Gartner Blog Network

Who Do You Want for Obama’s Chief Technology Officer?

by French Caldwell  |  November 10, 2008  |  3 Comments

It really boils down to whether the CTO is going to be a super-CIO, or part of the economic team.

Huh? (By the way, you can skip my commentary and Click Here to Vote for CTO).

Yes — I said part of the economic team.  Can you really see taking a big name CEO like Eric Schmidt and telling him that his job is to try to put some cohesion and common architecture around the IT investments of the federal agencies.  That ain’t gonna happen — no way, no how.  He wouldn’t take it, and if he did, he wouldn’t last.

However, a Schmidt CTO role in re-invigorating the role of technology (not just IT) as the engine of American economic prowess and success is one that would fit him, or other top-drawer candidates for CTO, well.  It’s an outward facing role, and if given some control over R&D budgets at critical idea factories like DARPA and NASA, it could be a functional role.

By the way — absent any kind of budgetary control — no matter what the role entails, super-CIO or economic-CTO, anyone in it will be ignored by the agencies.

Jason Hiner has proposed the top ten candidates for CTO on a ZD-net blog — I’ve added two more — who would you vote for?
Click Here to Vote

I’ll share the results on Friday.


French Caldwell
VP and Gartner Fellow
15 years at Gartner
19 years IT industry

French Caldwell is a vice president and Gartner Fellow in Gartner Research, where he leads governance, risk and compliance research. Mr. Caldwell also writes and presents on knowledge management. His research includes analysis of the impact… Read Full Bio

Thoughts on Who Do You Want for Obama’s Chief Technology Officer?

  1. Lydia Leong says:

    I’d suggest two people you haven’t listed: Doug Merrill (formerly CIO of Google, now at EMI), and Maynard Webb (formerly COO of eBay and CIO at Gateway, now CEO of LiveOps). Both would be “operational CTOs”, the kind of guys you would expect would have both vision and the practical ability to modernize technology in government. (I suppose they would more properly fit a top CIO job rather than a top CTO job.)

  2. I am looking forward to the results of the poll, but shouldn’t we ask ourselves (and the incoming administration) what would a whole-of-government CTO be for?

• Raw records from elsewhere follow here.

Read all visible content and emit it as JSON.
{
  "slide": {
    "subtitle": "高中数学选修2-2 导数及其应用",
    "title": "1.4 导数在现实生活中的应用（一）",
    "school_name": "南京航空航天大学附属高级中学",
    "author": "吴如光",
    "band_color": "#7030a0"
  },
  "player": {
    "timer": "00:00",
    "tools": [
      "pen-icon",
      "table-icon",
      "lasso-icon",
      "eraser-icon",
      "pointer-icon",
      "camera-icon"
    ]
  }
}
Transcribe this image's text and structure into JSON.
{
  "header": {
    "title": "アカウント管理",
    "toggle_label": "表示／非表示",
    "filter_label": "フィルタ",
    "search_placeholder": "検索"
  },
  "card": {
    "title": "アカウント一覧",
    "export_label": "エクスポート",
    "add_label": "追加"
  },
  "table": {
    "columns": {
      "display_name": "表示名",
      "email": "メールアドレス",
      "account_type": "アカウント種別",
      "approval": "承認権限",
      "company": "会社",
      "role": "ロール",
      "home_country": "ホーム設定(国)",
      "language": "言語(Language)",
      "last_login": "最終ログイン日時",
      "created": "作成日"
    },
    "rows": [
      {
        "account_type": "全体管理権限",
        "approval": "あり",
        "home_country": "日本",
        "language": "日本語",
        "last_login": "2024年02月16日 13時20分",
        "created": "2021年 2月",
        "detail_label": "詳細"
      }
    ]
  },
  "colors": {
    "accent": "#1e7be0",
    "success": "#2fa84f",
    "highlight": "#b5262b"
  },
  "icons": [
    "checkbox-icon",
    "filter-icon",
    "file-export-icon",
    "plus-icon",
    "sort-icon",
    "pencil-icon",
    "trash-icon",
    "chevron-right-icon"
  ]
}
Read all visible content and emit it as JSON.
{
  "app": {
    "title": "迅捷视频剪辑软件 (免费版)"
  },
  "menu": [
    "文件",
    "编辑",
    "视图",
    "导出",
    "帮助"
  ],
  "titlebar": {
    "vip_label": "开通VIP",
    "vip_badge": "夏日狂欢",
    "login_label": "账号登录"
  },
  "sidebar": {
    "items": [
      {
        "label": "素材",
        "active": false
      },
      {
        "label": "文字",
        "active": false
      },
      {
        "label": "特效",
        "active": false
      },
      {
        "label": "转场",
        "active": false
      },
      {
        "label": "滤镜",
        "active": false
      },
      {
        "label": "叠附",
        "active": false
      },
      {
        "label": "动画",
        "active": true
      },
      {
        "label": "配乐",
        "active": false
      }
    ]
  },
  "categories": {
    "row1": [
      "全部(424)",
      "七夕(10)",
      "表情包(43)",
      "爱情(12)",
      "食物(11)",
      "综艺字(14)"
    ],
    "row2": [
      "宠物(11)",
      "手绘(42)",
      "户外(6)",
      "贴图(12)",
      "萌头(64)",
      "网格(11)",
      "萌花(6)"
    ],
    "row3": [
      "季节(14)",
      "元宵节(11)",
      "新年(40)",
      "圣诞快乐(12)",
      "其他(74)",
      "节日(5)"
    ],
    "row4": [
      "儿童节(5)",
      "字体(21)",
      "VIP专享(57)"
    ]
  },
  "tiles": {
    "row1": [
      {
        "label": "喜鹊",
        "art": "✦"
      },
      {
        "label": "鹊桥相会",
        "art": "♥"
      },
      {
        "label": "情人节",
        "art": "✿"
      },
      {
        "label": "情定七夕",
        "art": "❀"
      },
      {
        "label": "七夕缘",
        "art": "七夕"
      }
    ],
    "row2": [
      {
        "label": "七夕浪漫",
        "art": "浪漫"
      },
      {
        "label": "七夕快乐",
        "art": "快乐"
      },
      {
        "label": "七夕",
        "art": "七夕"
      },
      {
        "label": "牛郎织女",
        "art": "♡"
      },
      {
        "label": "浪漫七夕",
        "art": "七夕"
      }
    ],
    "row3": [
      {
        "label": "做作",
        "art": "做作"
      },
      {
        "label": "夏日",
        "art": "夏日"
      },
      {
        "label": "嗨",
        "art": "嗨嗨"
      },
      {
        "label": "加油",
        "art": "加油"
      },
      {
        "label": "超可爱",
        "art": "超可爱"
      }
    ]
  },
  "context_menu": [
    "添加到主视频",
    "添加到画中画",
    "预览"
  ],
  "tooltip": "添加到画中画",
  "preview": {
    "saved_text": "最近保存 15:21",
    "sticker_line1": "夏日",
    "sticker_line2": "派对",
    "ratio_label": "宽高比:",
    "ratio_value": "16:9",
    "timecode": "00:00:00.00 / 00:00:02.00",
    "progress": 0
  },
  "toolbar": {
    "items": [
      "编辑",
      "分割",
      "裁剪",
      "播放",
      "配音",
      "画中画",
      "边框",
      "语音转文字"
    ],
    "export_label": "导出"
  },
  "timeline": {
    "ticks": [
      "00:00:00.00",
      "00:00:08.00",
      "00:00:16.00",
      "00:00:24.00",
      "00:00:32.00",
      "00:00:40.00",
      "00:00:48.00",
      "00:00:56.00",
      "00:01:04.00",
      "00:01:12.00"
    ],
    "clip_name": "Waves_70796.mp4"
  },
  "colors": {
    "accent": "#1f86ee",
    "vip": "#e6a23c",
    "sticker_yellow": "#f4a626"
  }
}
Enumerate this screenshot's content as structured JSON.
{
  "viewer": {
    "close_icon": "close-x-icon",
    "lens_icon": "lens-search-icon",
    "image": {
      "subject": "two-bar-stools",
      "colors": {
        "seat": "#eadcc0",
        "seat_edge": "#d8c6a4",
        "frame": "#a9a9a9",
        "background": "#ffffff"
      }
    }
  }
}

    We have been doing research for a few years now on the role and effectiveness of whole-of-government CIOs, and – as you said above – unless there is concrete budgetary power, it does not make a real difference. Would a CTO be different? Should he or she report to the CIO? How would the CIO role look like as a consequence of having a CTO?

    There is another risk, and it is that the CTO sees his or her role to go beyond the effective use of technology by federal government, and develops an interest for things like infrastructural investments in technology, such as rural broadband, computers for public schools, grid computing to support small to medium sized businesses, let alone pushing for nationwide intiiatives affecting how state and local authorities use technology.
    I am not saying that this would be his or her brief, but in an administration that is pursuing change and whose leader understand the potential of technology, the risk above is a clear and present danger.

    Why a danger? Of course any of the top-notch candidates in your list would be able to advise on the use of technology both inside federal government, across different government tiers and in the country as a whole. However for him or her to be successful focus is essential. Sorting out how to consolidate, leverage and advance technology in federal government is already enough big a challenge.

    My bottom line is that the survey should be on the CTO job description rather than on candidates who may fill the position.

Comments are closed

Comments or opinions expressed on this blog are those of the individual contributors only, and do not necessarily represent the views of Gartner, Inc. or its management. Readers may copy and redistribute blog postings on other blogs, or otherwise for private, non-commercial or journalistic purposes, with attribution to Gartner. This content may not be used for any other purposes in any other formats or media. The content on this blog is provided on an "as-is" basis. Gartner shall not be liable for any damages whatsoever arising out of the content or use of this blog.